Factual Friday

first_imgThis post was uploaded by Rachel Brauner of the Texas A&M AgriLife Extension Service-Wounded Warrior Program and published on the Military Families Learning Network blog in support of military child care. The photo was found on the U.S. Air Force’s Flickr photostream.last_img

Three, including infant, missing in several boat incidents in Assam

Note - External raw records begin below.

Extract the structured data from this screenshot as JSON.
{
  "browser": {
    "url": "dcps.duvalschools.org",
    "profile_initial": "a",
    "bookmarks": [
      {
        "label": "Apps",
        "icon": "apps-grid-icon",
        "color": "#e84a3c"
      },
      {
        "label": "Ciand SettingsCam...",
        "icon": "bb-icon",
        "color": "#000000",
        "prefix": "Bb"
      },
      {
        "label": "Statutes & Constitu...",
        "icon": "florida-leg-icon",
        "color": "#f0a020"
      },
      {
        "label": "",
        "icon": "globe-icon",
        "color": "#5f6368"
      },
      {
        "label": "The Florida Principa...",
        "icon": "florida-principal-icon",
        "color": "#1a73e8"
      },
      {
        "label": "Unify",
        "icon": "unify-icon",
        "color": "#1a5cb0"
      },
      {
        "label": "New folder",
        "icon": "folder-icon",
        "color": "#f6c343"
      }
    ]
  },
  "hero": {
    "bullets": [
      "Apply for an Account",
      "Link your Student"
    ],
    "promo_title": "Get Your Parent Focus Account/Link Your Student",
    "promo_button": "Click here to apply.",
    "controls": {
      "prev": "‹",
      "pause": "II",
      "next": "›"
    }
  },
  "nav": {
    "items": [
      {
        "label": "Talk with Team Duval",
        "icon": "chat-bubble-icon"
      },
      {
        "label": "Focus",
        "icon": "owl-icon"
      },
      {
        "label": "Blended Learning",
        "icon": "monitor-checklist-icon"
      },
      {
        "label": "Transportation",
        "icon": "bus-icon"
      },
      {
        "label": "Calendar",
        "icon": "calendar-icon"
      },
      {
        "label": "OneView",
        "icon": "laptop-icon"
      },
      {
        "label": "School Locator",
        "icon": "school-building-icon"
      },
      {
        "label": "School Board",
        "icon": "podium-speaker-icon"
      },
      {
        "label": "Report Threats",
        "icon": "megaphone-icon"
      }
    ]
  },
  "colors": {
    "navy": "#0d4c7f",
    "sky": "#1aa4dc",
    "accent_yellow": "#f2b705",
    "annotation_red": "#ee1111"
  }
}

first_imgAn 18-month-old infant girl has been missing after a reportedly overcrowded boat capsized in Rakhaldubi river in western Assam’s Goalpara district on Monday evening, while two more boat incidents occurred across the State on Tuesday evening. The Rakhaldubi mishap is the third boat capsize in the State in the last one week after a mechanised country boat sank in the Brahmaputra off Guwahati killing four. Officials in Goalpara district said the unregistered row-boat had 15 people on board when it sank in the river. All other passengers were rescued by locals.Around the same time, a mechanised country boat also capsized in the Beki river near Kalgachia in Barpeta district. The boat drifted after its engine failed and hit the pillar of a bridge across the river. Around 30 people on board managed to either swim ashore or were rescued.In another incident on Tuesday, a rowboat sank in western Assam’s Goalpara district around dusk, the fourth such incident since a mechanised country boat capsized in the Brahmaputra off Guwahati on September 5. According to initial reports from the district, two people — Bilal Hussain, 26 and Amina Khatun, 7 — were missing after the boat with at least four people on board sank at Khankhowa Char near Goalpara town.These mishaps involving unregistered boats happened on non-notified routes. We have registered cases against the operators,” Bharat Bhushan Dev Choudhury, director of the State’s Inland Water Transport Department, said.On Monday, Assam Transport Minister Chandra Mohan Patowary said no mechanised country boats would be allowed to operate in the entire river system of the State. After a review meeting with IWT officials, he ordered all single-engine ferries to be converted into double-engine ones with reversible gears.“As per the safety norms, there must be one life jacket for each passenger in the vessel and it will be mandatory for each passenger to put on the life jacket while boarding the vessel. The deputy commissioners shall conduct a safety audit of the ferry vessels within their respective districts,” Mr. Patowary said.last_img read more